Lisa Goldstein’s The Red Magician. (1982) Don’t let the name fool you, this is actually quite a striking piece of work. I’m only letting it free because I essentially have it memorized.
Robert Chamber’s The King In Yellow. My copy has a charming typographical error, stating the copyright printing date as 1895.
Warren Beath’s excruciatingly bad Bloodletter (hardcover, thankfully missing the dustjacket)
The Mammoth Book of Comic Fantasy edited by Mike Ashley, concerning such authors as Neil Gaimen, Terry Jones, Terry Pratchett, Robert Rankin, Tom Holt, etc.
Ghost Stories illustrated by Walt Sturrock, featuring Bram Stoker, Washington Irving, M.R. James, Guy De Maupassant, Robert Luois Stevenson, Henry James, and Elizabeth Gaskell.
Charlie Boxer’s The Cloud Of Dust (Hardcover)
Joseph Conrad’s Youth: A Narrative a tiny Penguin printing, (1995), with only the one story.
Lawrence Durrell’s The Black Book (1961) As much as I like him and Henry Miller, I am simply not middle-aged enough. It’s sort of like when I was reading Steppenwolf when I was thirteen. I could grasp that it was good, but found it difficult to access.
Malcolm Lowry’s Under the Volcano (1971) see above.
Romilla Thapar’s Indian Tales, illustrated by Abu Abraham.
Irvine Welsh’s Filth, same guy as did Trainspotting and The Acid House.
Gail Anderson-Darga’s Recipe For Bees. Not a tenth as satisfying for A Cure For Death By Lightning, but until whosoever took my copy returns it…
Chuck Palahniuk’s Choke, same guy as did Fight Club.
Astro Teller’s exegesis.
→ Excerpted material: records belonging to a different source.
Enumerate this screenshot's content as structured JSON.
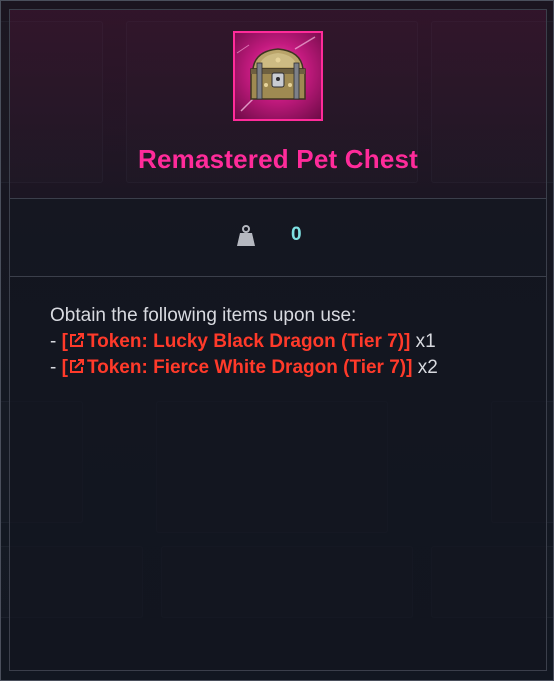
{
  "item": {
    "name": "Remastered Pet Chest",
    "rarity_color": "#ff2b9a",
    "icon": "treasure-chest-icon"
  },
  "stats": {
    "weight_icon": "weight-icon",
    "weight_value": "0"
  },
  "description": {
    "intro": "Obtain the following items upon use:",
    "rewards": [
      {
        "prefix": "- ",
        "open_bracket": "[",
        "link_icon": "external-link-icon",
        "name": "Token: Lucky Black Dragon (Tier 7)",
        "close_bracket": "]",
        "quantity": " x1"
      },
      {
        "prefix": "- ",
        "open_bracket": "[",
        "link_icon": "external-link-icon",
        "name": "Token: Fierce White Dragon (Tier 7)",
        "close_bracket": "]",
        "quantity": " x2"
      }
    ],
    "link_color": "#ff3a2a"
  }
}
I wasn’t sure which was the name and which was the title when I first picked this up. It’s a little dated, but remains interesting.
David Odhiambo’s diss/banded nation Sticklers of proper language beware.
Bert Archer’s The End of Gay (And the Death of Heterosexuality) (with a far, far better cover.)
Irmgard Woldering’s The Art of Egypt; the Time of the Pharaohs Why are over half my books from the 60’s and 70’s?
Reader’s Digest Condensed Books: Volume 50 – Summer 1962 First Edition, containing; The Tuntsa – Teppo Turen w/Elizabeth Maddox McCabe, Youngblood Hawke by Herman Wouk, “Carol” by Peter DeVries, Since You Ask Me by Ann Landers, and Star-Raker by Donald Gordon.
MirrorMask: The Illustrated Film Script of the Motion Picture from the Jim Henson Company (Hardcover) I was given this over the holidays, and as much as I like it, I suspect there’s people here who would like it more. The price inside suggests $45can.
Online Education: Perspectives on a New Environment (Hardcover) Edited by Linda Harasin. Groundbreaking in 1990, I can’t explain how delightfully strange it is to read today.
TRASH: The Graphic Genius of Xploitation Movie Posters Coffee table book to the stars.